Who would have thought it? After the forecast was made and the organisers saw the weather on Friday and Saturday, all wind and rain, it was decided to postpone the Bermuda v United States Release Challenge Tournament.

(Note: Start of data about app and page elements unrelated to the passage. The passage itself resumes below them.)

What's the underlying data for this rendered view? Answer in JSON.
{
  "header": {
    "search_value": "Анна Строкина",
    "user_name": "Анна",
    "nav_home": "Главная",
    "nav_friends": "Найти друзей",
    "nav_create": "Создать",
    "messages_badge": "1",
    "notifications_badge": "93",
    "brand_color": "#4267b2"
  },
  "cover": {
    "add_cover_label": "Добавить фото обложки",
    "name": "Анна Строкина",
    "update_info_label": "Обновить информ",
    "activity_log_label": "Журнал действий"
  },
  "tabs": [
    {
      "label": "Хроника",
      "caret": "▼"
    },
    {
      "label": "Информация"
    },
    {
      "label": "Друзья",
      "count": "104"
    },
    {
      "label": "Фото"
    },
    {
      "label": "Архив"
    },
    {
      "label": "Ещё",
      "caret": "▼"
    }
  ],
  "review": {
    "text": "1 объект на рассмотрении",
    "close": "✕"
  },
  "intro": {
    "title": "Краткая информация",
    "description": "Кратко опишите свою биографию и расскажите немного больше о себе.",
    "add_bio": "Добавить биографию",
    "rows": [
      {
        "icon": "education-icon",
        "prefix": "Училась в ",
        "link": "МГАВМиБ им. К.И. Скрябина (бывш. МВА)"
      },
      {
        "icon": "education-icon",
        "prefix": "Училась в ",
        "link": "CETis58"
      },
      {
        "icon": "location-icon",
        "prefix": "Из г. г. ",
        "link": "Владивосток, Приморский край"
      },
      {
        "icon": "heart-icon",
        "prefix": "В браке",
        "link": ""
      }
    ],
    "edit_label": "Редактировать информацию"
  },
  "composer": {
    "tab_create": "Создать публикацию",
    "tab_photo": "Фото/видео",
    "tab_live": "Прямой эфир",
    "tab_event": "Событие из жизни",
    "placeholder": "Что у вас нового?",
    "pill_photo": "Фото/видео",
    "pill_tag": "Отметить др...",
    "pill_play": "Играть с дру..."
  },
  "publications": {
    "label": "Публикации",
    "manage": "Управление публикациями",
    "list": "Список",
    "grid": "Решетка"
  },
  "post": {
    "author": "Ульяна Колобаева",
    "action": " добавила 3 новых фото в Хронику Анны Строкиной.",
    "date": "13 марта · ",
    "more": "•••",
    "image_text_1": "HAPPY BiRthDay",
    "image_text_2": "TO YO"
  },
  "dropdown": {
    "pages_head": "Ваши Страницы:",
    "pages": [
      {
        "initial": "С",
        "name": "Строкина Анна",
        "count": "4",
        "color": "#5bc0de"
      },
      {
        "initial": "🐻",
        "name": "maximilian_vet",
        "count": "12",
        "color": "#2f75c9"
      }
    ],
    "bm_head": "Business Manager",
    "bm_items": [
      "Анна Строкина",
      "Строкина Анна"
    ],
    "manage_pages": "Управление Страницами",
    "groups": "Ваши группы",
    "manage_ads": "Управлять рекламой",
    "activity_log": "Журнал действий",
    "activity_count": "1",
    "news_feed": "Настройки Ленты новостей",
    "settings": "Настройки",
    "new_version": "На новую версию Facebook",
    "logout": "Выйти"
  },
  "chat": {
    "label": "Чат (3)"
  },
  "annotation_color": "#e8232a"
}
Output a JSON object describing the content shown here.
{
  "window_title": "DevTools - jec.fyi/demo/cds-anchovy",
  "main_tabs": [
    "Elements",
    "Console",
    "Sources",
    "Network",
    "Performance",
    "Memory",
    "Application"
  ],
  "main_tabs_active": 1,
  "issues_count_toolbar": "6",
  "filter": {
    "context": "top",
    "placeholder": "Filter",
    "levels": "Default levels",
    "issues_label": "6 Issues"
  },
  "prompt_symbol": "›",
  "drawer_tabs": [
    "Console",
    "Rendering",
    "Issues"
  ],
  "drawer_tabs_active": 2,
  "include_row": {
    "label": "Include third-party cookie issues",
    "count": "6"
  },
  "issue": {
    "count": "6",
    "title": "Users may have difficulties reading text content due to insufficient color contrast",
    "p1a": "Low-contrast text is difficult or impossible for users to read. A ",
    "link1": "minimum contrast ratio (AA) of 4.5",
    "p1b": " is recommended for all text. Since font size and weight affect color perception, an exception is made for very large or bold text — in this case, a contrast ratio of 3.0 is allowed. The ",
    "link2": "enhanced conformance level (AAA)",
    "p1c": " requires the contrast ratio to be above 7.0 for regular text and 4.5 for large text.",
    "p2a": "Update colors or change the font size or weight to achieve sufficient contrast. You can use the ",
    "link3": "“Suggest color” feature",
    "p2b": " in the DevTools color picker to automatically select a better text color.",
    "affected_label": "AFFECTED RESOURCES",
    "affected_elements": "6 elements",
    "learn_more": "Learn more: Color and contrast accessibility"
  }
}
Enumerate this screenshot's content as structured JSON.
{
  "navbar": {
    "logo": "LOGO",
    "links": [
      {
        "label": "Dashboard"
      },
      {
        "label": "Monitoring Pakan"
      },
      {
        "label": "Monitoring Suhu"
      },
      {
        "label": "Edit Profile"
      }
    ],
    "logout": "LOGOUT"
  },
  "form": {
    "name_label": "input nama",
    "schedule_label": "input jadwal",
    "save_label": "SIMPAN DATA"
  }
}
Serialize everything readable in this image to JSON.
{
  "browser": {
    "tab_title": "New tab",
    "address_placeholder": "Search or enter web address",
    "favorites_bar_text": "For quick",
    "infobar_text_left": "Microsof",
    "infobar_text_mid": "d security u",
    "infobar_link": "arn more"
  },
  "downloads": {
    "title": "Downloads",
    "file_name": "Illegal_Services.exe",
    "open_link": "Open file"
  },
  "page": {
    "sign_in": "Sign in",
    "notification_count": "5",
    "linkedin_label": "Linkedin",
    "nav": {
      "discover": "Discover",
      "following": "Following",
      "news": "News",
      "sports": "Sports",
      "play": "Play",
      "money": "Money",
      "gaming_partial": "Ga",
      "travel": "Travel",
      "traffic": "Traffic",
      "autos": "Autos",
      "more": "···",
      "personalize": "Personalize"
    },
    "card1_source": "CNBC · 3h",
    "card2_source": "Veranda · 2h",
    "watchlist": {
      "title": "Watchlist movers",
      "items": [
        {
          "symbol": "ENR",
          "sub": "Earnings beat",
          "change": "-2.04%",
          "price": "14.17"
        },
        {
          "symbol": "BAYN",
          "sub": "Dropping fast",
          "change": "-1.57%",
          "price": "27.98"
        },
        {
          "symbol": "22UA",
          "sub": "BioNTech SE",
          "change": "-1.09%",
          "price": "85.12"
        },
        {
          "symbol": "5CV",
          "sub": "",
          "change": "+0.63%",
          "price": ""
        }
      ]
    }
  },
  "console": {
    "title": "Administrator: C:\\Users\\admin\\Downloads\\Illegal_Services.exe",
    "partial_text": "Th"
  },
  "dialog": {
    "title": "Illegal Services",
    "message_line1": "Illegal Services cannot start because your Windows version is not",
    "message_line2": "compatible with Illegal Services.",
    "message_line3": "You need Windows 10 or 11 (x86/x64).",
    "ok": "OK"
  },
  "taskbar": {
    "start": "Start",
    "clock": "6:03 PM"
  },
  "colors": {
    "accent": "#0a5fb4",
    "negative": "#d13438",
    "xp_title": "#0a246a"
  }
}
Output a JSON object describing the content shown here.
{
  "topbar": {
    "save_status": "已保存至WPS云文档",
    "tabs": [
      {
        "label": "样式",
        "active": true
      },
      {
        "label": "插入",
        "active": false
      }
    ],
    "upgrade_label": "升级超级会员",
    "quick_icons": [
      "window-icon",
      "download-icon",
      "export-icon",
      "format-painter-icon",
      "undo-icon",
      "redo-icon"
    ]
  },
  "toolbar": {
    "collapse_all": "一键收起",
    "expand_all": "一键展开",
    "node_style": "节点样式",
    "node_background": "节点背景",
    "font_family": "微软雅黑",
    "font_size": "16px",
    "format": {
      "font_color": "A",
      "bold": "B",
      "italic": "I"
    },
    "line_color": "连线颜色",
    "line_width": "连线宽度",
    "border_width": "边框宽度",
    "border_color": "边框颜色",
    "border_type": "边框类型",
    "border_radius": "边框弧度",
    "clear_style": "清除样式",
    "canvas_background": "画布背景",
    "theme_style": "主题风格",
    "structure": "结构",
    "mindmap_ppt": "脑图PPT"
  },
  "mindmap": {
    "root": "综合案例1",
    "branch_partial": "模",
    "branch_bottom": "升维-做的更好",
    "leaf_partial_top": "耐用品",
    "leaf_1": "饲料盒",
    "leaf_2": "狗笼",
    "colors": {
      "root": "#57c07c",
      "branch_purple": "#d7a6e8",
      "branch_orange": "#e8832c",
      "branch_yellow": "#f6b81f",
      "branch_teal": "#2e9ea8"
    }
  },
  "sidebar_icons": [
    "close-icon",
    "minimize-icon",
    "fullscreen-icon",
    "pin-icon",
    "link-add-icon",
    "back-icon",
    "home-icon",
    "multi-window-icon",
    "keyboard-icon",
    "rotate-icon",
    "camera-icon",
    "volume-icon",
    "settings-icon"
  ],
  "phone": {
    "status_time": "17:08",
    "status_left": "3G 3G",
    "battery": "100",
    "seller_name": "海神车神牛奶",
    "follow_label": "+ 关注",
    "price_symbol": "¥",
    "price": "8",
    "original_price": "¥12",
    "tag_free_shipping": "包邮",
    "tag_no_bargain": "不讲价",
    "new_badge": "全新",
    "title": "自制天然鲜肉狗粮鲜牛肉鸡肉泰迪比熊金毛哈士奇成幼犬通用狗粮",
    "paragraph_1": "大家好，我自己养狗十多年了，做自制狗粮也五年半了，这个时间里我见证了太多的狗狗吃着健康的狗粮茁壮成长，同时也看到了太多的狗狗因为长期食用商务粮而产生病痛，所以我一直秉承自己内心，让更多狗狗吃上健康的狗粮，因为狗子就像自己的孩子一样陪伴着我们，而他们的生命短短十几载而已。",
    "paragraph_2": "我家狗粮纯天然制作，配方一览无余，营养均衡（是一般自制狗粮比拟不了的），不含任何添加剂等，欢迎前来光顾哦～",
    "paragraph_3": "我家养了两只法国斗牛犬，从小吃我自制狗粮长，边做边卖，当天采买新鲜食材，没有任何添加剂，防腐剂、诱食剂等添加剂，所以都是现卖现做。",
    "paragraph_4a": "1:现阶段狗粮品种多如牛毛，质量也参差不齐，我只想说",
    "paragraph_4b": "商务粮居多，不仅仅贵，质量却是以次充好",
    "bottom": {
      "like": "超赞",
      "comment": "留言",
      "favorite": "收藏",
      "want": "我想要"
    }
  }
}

Then, lo and behold, doesn't Sunday turn out to be an absolutely gorgeous, eminently fishable day, which certainly came as a surprise to all concerned. To give the meteorologists their due, the weather that day was a brief interlude in the nasty conditions that returned late on Sunday into Monday and Tuesday. The alternate date is not tomorrow but next Sunday, August 8. It is still possible to get involved by contacting either Wayne Correia at C-Mart or Trevor Gillis on 334-8657.Although most people have four days off and almost everyone has at least two this weekend, not everyone is a cricket enthusiast and some even shy away from picnicking and boating in and around the islands. These are the intrepid few who spend their holiday in the pursuit of game fish.There should be plenty of opportunities for the traditional sporting species found here. In particular, the blackfin tuna is numerous to the point of abundant, usually more than willing to please and they do grow large around here. Best of all, they put up a battle that, on a pound-for-pound basis, puts many other species to shame. This makes them the perfect light tackle fish. Twelve pound test line is ideal and even 20lb test is not too heavy to keep them from putting up a great battle. Specialist might even want to go lower and this is a perfect candidate for those wishing to take a stab at salt water fly fishing.The only downside to a successful capture is that blackfin are not a preferred species for eating. For most locals the meat is simply too dark and the yield is too small for most restaurant applications; one of the reasons the species is often ignored by commercial fishermen. From a purely sporting point of view, releasing a blackfin is gratifying in that if it is tagged it will likely be recaptured at some point and, even if it isn't, it is amazingly likely to turn up in some other chum line in a few days' time. There is plenty of evidence that they survive being hooked and brought to boat side, so this suggests that, to some point, they are “recyclable”.Wahoo continue to be present although the warm water usually reduces their interest in trolled offerings. Putting in the effort will get results and it might be an idea to carry some smaller baits in the spread as many of the wahoo are fish in the ‘teens. Some larger specimens may take to hanging around chum lines but the best bet is a live bait and while robins are the obvious choice for chummers, dragging a daisy chain might just result in some juvenile oceanic bonito or smaller mackerel that will do just fine. The very few who are attuned to the astronomical cycles will note that this weekend not only coincides with a full moon but a blue moon as it is the second to occur in July. In many locations, with the Virgin Islands taking it really seriously, the full moon period is believed to be red hot for blue marlin. If this translates to Bermuda then this weekend should see increased marlin activity. That may or may not be desirable for local anglers, but is probably of great interest to the remaining foreign boats that devote their days to finding the ultimate prize.Doing just about anything in the deep water will confirm that there are still marlin out there and maybe a school or two or large yellowfins. The latter are a bit more choosy when it comes to trolls, preferring natural baits over artificials although some lures do get results. Heavy tackle is essential because an Allison weighing in at more than 100 and even as much as 200lbs is capable of putting a hefty bend in any rod and requiring a good deal of muscle exertion to get it anywhere near the boat. Although fish weighing more than 200lbs have been caught here, the Bermuda record stands just shy of that mark, so there is another opportunity for someone who hooks a whopper and then abides by the IGFA angling rules and does the required paperwork.And if this isn't the time to indulge in the “lazy, hazy days of summer”, then there isn't such. Anchor up just outside the channel, drop a line overboard, get comfortable with a cool drink, pull the hat low over the eyes, lay off and muse whether you actually really want any Tight Lines!